**SOURCE RECORDS**

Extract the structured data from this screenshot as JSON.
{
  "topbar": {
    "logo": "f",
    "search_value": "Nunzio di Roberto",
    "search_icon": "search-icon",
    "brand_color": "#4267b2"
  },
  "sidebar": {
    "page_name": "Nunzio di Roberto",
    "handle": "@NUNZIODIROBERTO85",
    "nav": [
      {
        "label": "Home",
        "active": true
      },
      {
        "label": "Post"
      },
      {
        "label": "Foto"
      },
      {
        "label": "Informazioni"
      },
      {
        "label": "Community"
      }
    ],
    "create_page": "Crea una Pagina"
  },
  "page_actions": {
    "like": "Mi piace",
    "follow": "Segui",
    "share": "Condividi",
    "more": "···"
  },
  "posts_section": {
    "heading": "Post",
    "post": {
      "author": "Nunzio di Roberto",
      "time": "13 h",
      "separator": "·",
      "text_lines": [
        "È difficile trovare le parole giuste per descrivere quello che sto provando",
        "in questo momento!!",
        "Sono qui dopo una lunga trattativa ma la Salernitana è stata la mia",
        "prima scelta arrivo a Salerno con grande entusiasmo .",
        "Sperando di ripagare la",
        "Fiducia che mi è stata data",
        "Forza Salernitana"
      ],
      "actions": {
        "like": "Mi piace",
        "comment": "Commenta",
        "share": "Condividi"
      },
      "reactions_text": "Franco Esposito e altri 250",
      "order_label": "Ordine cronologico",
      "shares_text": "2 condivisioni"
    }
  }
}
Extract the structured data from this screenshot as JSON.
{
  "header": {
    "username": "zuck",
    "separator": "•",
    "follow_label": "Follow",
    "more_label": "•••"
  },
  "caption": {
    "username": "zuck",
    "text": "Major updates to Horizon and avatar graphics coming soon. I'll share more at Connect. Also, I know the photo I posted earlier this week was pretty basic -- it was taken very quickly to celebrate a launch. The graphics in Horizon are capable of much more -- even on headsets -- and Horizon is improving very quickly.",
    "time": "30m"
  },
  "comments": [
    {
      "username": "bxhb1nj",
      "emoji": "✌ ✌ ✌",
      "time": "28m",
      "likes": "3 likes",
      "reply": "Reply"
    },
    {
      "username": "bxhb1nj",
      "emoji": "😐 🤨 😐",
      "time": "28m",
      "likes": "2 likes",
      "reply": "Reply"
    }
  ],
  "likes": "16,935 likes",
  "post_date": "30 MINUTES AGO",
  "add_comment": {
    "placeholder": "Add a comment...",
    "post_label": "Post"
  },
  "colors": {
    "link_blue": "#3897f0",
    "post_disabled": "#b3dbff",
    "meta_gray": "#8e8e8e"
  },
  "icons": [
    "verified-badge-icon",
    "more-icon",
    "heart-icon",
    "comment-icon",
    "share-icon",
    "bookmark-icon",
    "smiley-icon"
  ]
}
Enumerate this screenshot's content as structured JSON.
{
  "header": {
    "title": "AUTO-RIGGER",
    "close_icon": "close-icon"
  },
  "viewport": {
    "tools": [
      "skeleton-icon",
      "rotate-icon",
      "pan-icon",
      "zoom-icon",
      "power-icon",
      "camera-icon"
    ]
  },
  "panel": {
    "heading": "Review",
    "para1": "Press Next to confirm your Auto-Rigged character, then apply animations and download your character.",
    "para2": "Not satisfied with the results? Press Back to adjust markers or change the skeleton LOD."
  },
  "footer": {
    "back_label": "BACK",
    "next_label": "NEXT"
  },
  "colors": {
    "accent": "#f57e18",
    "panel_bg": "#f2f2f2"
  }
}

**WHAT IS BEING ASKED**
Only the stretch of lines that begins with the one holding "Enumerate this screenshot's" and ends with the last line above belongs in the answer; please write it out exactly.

**RESPONSE BELOW**
Enumerate this screenshot's content as structured JSON.
{
  "header": {
    "title": "AUTO-RIGGER",
    "close_icon": "close-icon"
  },
  "viewport": {
    "tools": [
      "skeleton-icon",
      "rotate-icon",
      "pan-icon",
      "zoom-icon",
      "power-icon",
      "camera-icon"
    ]
  },
  "panel": {
    "heading": "Review",
    "para1": "Press Next to confirm your Auto-Rigged character, then apply animations and download your character.",
    "para2": "Not satisfied with the results? Press Back to adjust markers or change the skeleton LOD."
  },
  "footer": {
    "back_label": "BACK",
    "next_label": "NEXT"
  },
  "colors": {
    "accent": "#f57e18",
    "panel_bg": "#f2f2f2"
  }
}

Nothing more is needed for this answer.